Services are provided on a sliding scale that allows everyone, regardless of income, to receive counseling. In addition to direct services, LTSC also sponsors educational seminars for the general population and service providers.

 
Support Groups

Support groups provide a place for participants to exchange not only helpful information but also share life experiences that encourage each other in their struggles. Most of these support groups are facilitated by social workers.

KOALA Club

Because raising children in the United States presents unique challenges to Japanese speaking mothers, Little Tokyo Service Center holds a parenting support group called Koala Club. The mothers, along with their children, meet twice a month to socialize and interact with each other. Making new friends and building a support network is a significant aspect of the group because many of them are recent immigrants from Japan and often feel isolated having left family and friends behind.

 
Domestic Violence

Kosumosu Transitional Housing

Kosumosu opened in January of 2003 to provide transitional housing for victims of domestic violence. In addition to a physically and emotionally safe environment, residents also receive job counseling, financial management, counseling and more. Residents become empowered to rebuild new, healthier lives through living together and supporting each other. Services are provided in English, Korean, Mandarin and Japanese.

Stop the Violence program

The "Stop the Violence" program, started in 1994, is for Japanese speaking batterers who are court ordered to attend a 52-week educational session. The goal of the program is to educate men who are also caught in the cycle of violence through education, discussion sessions, stress management, and anger control.

 
Hotlines

Nikkei Helpline - 800.645.5341

The Nikkei Helpline is the first crisis hotline for the Japanese American community. Over 40,000 people have called the Nikkei Helpline since its inception in 1984, getting help with everything from immigration, education, and traffic accidents to illness, drug abuse, relationship crises and other emergencies. NHL serves both English and Japanese-speaking community members, although 95% of the calls are now from monolingual Japanese speakers born and raised in Japan.

[ Nikkei Helpline Website ]


Ryugakusei Hotline - 213.473.1630

The Ryugakusei Hotline provides information and referral to Japanese students living in the U.S. weekdays 10 am to 5 pm. There are up to 100,000 such students in Los Angeles at any given time, often feeling isolated and not knowing where to turn.
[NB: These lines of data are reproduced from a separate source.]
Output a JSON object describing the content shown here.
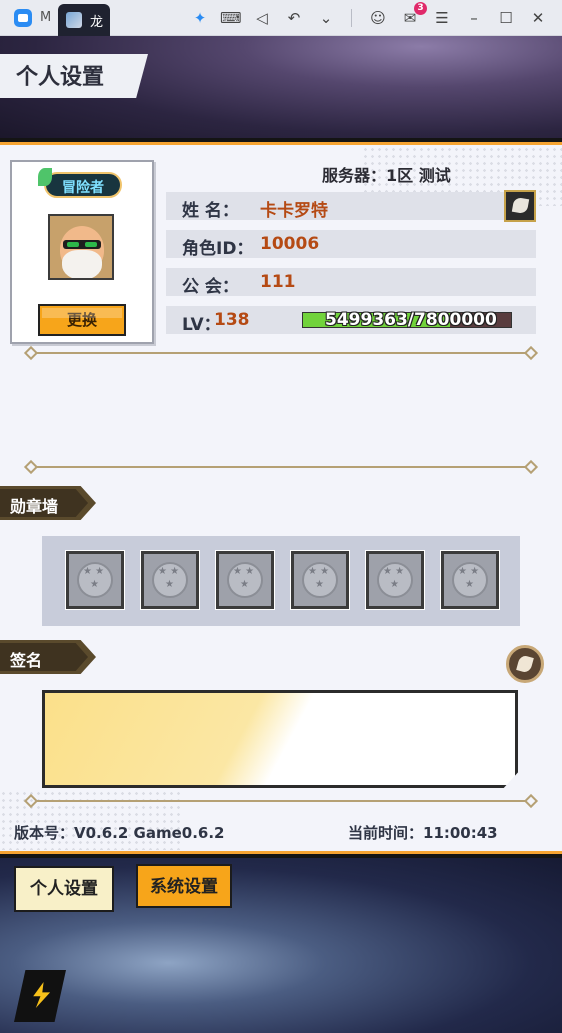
{
  "titlebar": {
    "app_title": "M",
    "tab_title": "龙",
    "notification_count": "3"
  },
  "page": {
    "title": "个人设置"
  },
  "profile": {
    "rank_badge": "冒险者",
    "change_label": "更换",
    "server": "服务器：1区 测试",
    "name_key": "姓 名：",
    "name_value": "卡卡罗特",
    "role_key": "角色ID：",
    "role_value": "10006",
    "guild_key": "公 会：",
    "guild_value": "111",
    "lv_key": "LV：",
    "lv_value": "138",
    "exp_text": "5499363/7800000",
    "exp_fraction": 0.705
  },
  "medals": {
    "section_label": "勋章墙",
    "slots": [
      "",
      "",
      "",
      "",
      "",
      ""
    ]
  },
  "signature": {
    "section_label": "签名",
    "text": ""
  },
  "footer": {
    "version": "版本号：V0.6.2 Game0.6.2",
    "time": "当前时间：11:00:43"
  },
  "nav": {
    "personal_label": "个人设置",
    "system_label": "系统设置"
  },
  "colors": {
    "accent_orange": "#f7a51a",
    "value_red": "#b54a14",
    "exp_green": "#71d33b"
  }
}
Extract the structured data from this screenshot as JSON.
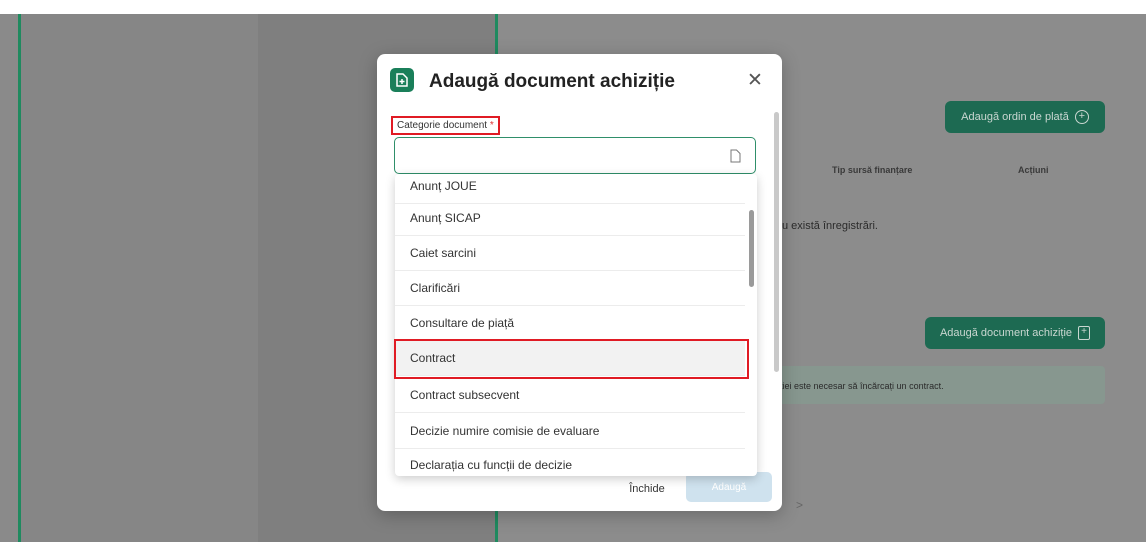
{
  "background": {
    "payment_button": "Adaugă ordin de plată",
    "col_funding": "Tip sursă finanțare",
    "col_actions": "Acțiuni",
    "no_records": "u există înregistrări.",
    "add_doc_button": "Adaugă document achiziție",
    "contract_notice": "ției este necesar să încărcați un contract."
  },
  "modal": {
    "title": "Adaugă document achiziție",
    "field_label": "Categorie document",
    "required_mark": "*",
    "input_value": "",
    "close_button": "Închide",
    "add_button": "Adaugă"
  },
  "dropdown": {
    "options": [
      "Anunț JOUE",
      "Anunț SICAP",
      "Caiet sarcini",
      "Clarificări",
      "Consultare de piață",
      "Contract",
      "Contract subsecvent",
      "Decizie numire comisie de evaluare",
      "Declarația cu funcții de decizie"
    ],
    "highlighted": "Contract"
  },
  "colors": {
    "accent": "#1a7f5a",
    "highlight_outline": "#e01b24"
  }
}
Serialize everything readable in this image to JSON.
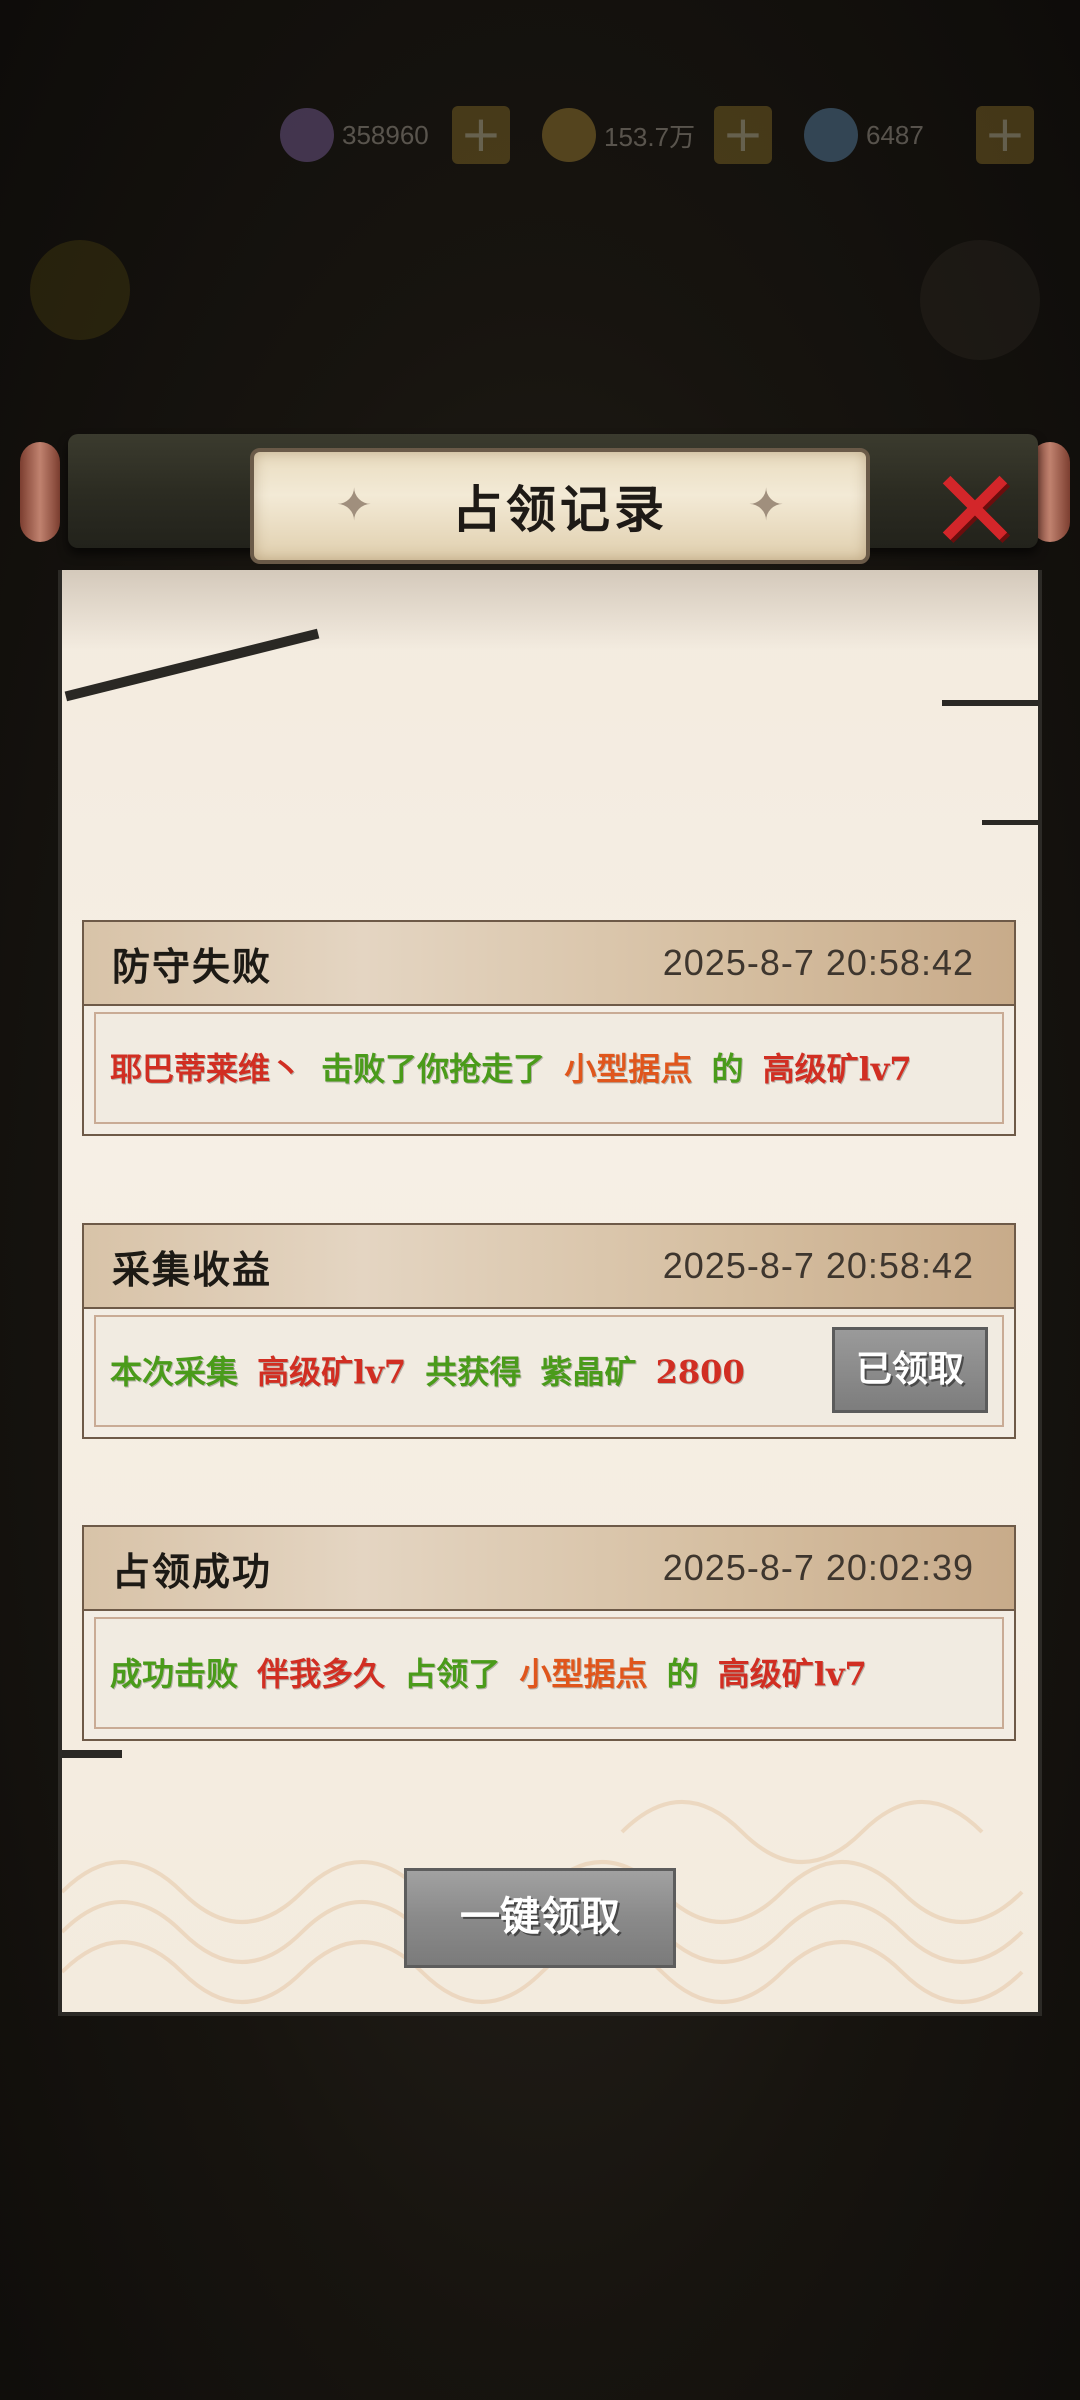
{
  "topbar": {
    "resources": [
      {
        "icon": "purple-crystal-icon",
        "value": "358960",
        "color": "#9a78c8"
      },
      {
        "icon": "gold-coin-icon",
        "value": "153.7万",
        "color": "#c9a13e"
      },
      {
        "icon": "rainbow-gem-icon",
        "value": "6487",
        "color": "#6fa7d8"
      }
    ],
    "plus_label": "+"
  },
  "panel": {
    "title": "占领记录",
    "close_label": "✕",
    "records": [
      {
        "type": "防守失败",
        "time": "2025-8-7  20:58:42",
        "message": [
          {
            "text": "耶巴蒂莱维丶",
            "color": "red"
          },
          {
            "text": "击败了你抢走了",
            "color": "green"
          },
          {
            "text": "小型据点",
            "color": "orange"
          },
          {
            "text": "的",
            "color": "green"
          },
          {
            "text": "高级矿lv7",
            "color": "red"
          }
        ]
      },
      {
        "type": "采集收益",
        "time": "2025-8-7  20:58:42",
        "message": [
          {
            "text": "本次采集",
            "color": "green"
          },
          {
            "text": "高级矿lv7",
            "color": "red"
          },
          {
            "text": "共获得",
            "color": "green"
          },
          {
            "text": "紫晶矿",
            "color": "green"
          },
          {
            "text": "2800",
            "color": "red"
          }
        ],
        "button": "已领取"
      },
      {
        "type": "占领成功",
        "time": "2025-8-7  20:02:39",
        "message": [
          {
            "text": "成功击败",
            "color": "green"
          },
          {
            "text": "伴我多久",
            "color": "red"
          },
          {
            "text": "占领了",
            "color": "green"
          },
          {
            "text": "小型据点",
            "color": "orange"
          },
          {
            "text": "的",
            "color": "green"
          },
          {
            "text": "高级矿lv7",
            "color": "red"
          }
        ]
      }
    ],
    "claim_all_label": "一键领取"
  }
}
Trained volunteers help with an array of topics including mental health issues, landlord-tenant questions, alcohol and drug concerns, relationship problems, auto accidents, and immigration regulations.

For more information, please visit the Ryugakusei Hotline website.

[ Ryugakusei Hotline Website ]